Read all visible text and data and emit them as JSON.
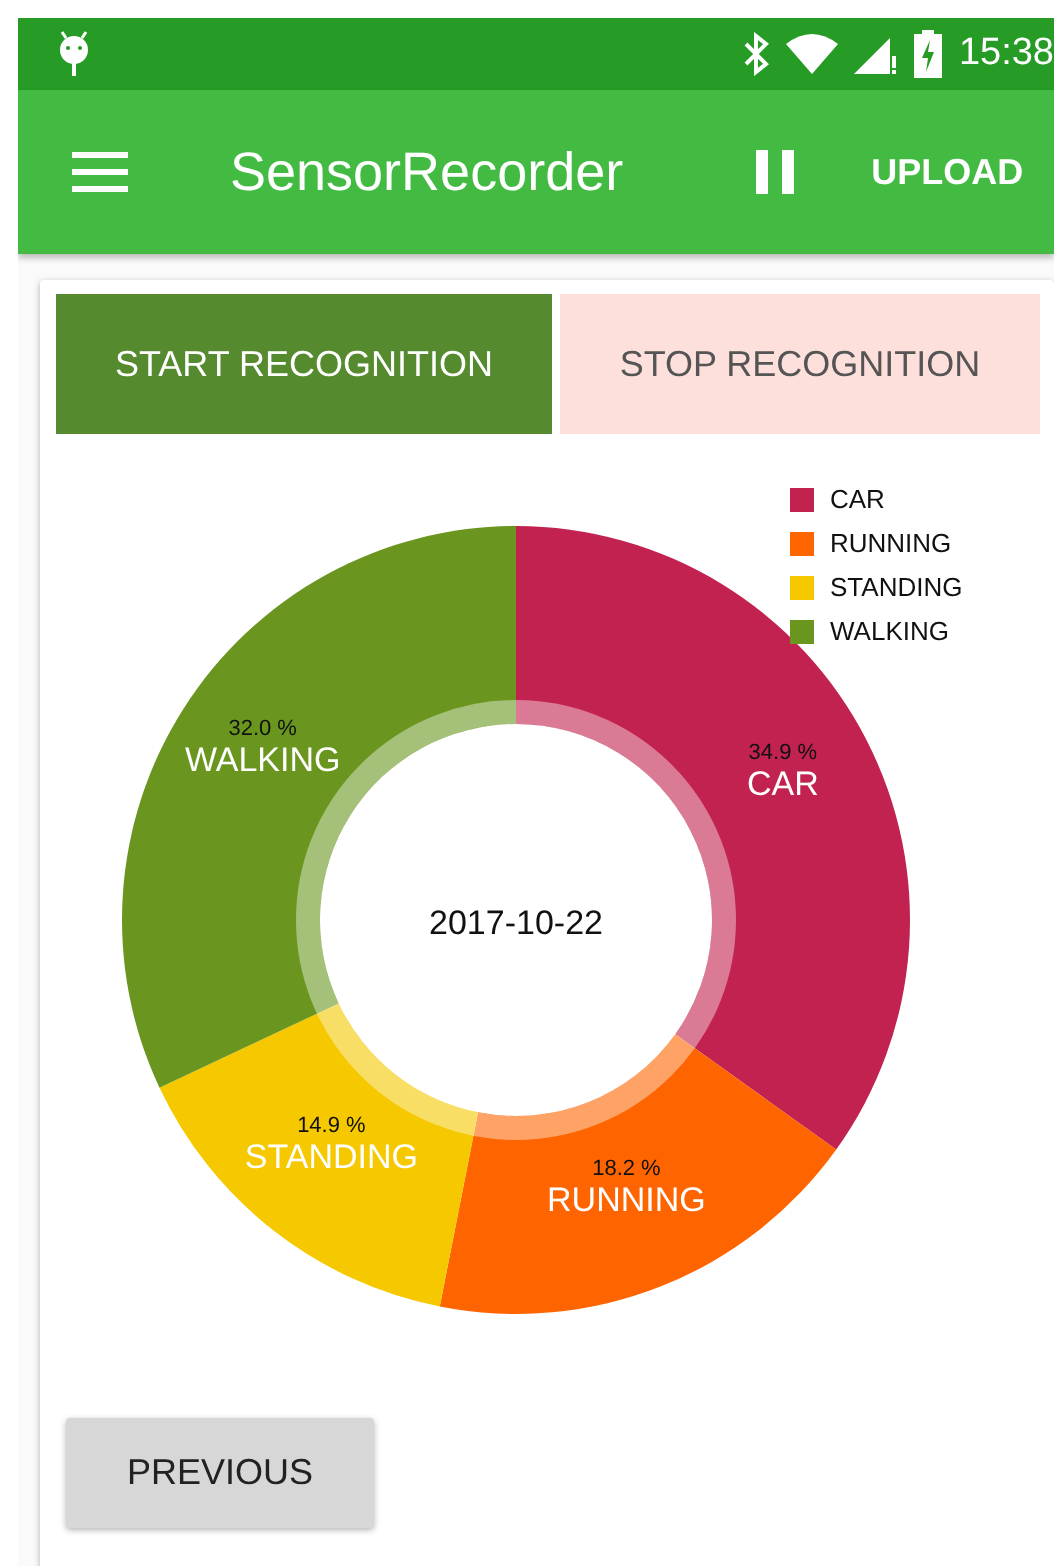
{
  "status_bar": {
    "time": "15:38"
  },
  "app_bar": {
    "title": "SensorRecorder",
    "action": "UPLOAD"
  },
  "buttons": [
    {
      "label": "START RECOGNITION",
      "kind": "primary"
    },
    {
      "label": "STOP RECOGNITION",
      "kind": "secondary"
    }
  ],
  "chart": {
    "center_label": "2017-10-22",
    "legend": [
      {
        "label": "CAR",
        "color": "#c2224f"
      },
      {
        "label": "RUNNING",
        "color": "#fe6500"
      },
      {
        "label": "STANDING",
        "color": "#f5c800"
      },
      {
        "label": "WALKING",
        "color": "#6a961f"
      }
    ],
    "chart_data": {
      "type": "donut",
      "categories": [
        "CAR",
        "RUNNING",
        "STANDING",
        "WALKING"
      ],
      "values": [
        34.9,
        18.2,
        14.9,
        32.0
      ],
      "value_labels": [
        "34.9 %",
        "18.2 %",
        "14.9 %",
        "32.0 %"
      ]
    }
  },
  "footer_button": {
    "label": "PREVIOUS"
  }
}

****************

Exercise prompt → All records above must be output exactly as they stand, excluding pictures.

Completed exercise →
Read all visible text and data and emit them as JSON.
{
  "status_bar": {
    "time": "15:38"
  },
  "app_bar": {
    "title": "SensorRecorder",
    "action": "UPLOAD"
  },
  "buttons": [
    {
      "label": "START RECOGNITION",
      "kind": "primary"
    },
    {
      "label": "STOP RECOGNITION",
      "kind": "secondary"
    }
  ],
  "chart": {
    "center_label": "2017-10-22",
    "legend": [
      {
        "label": "CAR",
        "color": "#c2224f"
      },
      {
        "label": "RUNNING",
        "color": "#fe6500"
      },
      {
        "label": "STANDING",
        "color": "#f5c800"
      },
      {
        "label": "WALKING",
        "color": "#6a961f"
      }
    ],
    "chart_data": {
      "type": "donut",
      "categories": [
        "CAR",
        "RUNNING",
        "STANDING",
        "WALKING"
      ],
      "values": [
        34.9,
        18.2,
        14.9,
        32.0
      ],
      "value_labels": [
        "34.9 %",
        "18.2 %",
        "14.9 %",
        "32.0 %"
      ]
    }
  },
  "footer_button": {
    "label": "PREVIOUS"
  }
}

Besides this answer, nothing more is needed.